Double source (not slit) interference pattern

In this question, I assumed that the two sources should act like the two slits in the Double Slit Experiment, and give a graph similar to this:

However, as per the markscheme, the intensity graph is just a straight line, passing through 2$$I_0$$. I don't understand why, and my teacher also didn't help. Please explain.

Thanks for the help!

Edit

• Closely related? Why are two independent sources incoherent? Apr 25, 2021 at 10:19
• @Farcher yep it is related, for sure. However, it doesn't answer the main question. I would appreciate any help with the reasoning behind the final intensity graph. Apr 25, 2021 at 11:22
• The total intensity is the sum of the intensities from the two sources because although over there is superposition of the waves from the two sources the resulting pattern very, very quickly changes to be another pattern. Apr 25, 2021 at 12:59

The exactly correct answer would not be a perfectly flat line but a slight reduction in intensity at the edges where the screen is further from the sources.

The important point here is hidden in the details of the term "monochromatic". That word means "just one colour" which equates to "single wavelength", but when you have something like a lamp, the waves from different parts of the lamp (e.g. from different atoms) are not in step with one another. There is a random phase shift as you go from one atom to another.

One particular pair of waves, with one particular relative phase, from a given pair of atoms in the two sources, will interfere on the screen and give a pattern of fringes, but the location of the fringes on the screen will be shifted by this random phase. Some other pair of atoms also gives a pattern, but now shifted by some other value of the random phase. If the phases all agreed, you would indeed get a fringes of intensity between zero and $$4 I_0$$, but since the phases are random all these shifted patterns overlap and fill up each other's gaps, with the result that the overall total intensity is just flat at $$2 I_0$$.

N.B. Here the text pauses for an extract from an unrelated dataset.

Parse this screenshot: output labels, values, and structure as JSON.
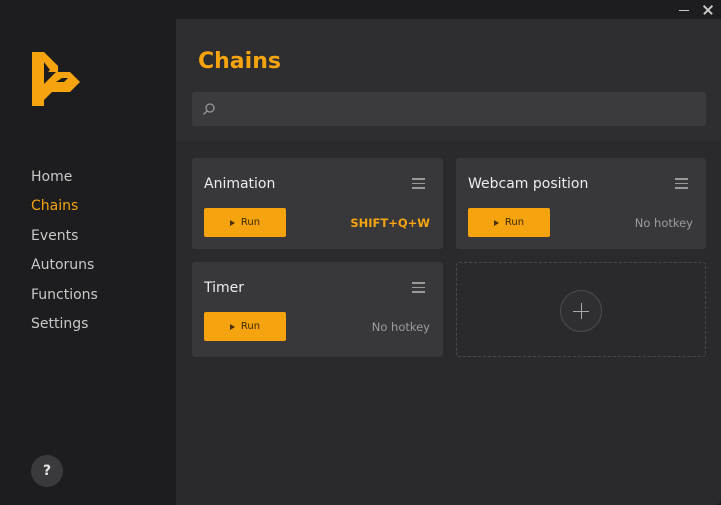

• Thank you for the detailed explanation! Apr 25, 2021 at 15:46

Interference happens only for coherent waves. Coherence for light means, that all photons, which all together make up the light, have the same phase. Imagine it like this: Each photon in itself is a very small wave. If the waves are aligned (i.e. they have the same phase), they make one very big wave, which is called coherent light and is produced by lasers. If they are not aligned, the light is incoherent, like from any run-of-the-mill light bulb.

For the double slit, the light that goes through or is emitted at the two slits needs to be coherent to see the interference pattern. This is not the case if you use two different light sources as discussed in this question pointed out in the comments by Farcher. When deriving the light of the two slits from the same laser, it is coherent.

As for the 2I intensity at x=0: this seems to be an approximate answer. For incoherent sources, their intensities are added together. In the approximation that the screen is far enough away from the two sources, and the sources are close together, one sees basically one light source with intensity 2I at x=0 and this is the same for small deviations around x=0. For large values of x, the intensity would drop, but this is just not included in the plot.

Btw, for radio waves, because their frequency is much lower, you can actually have multiple radio emitters that are coherent. By controlling the phase relationship of the emitters and cleverly using the interference between them, one can even give a (near) arbitrary shape to the outgoing wave. This is called a phased array antenna.

• Thanks for your answer. However, what I don't understand is that even though the sources are indeed incoherent, why is the intensity graph constant at 2I. I edited the question to attach the answer as per the markscheme. Apr 25, 2021 at 11:20
• I have edited the answer to include that. Do you want more details on how the intensity would look like without the approximation? Apr 25, 2021 at 11:38
• Thank you for the detailed explanation! Apr 25, 2021 at 15:42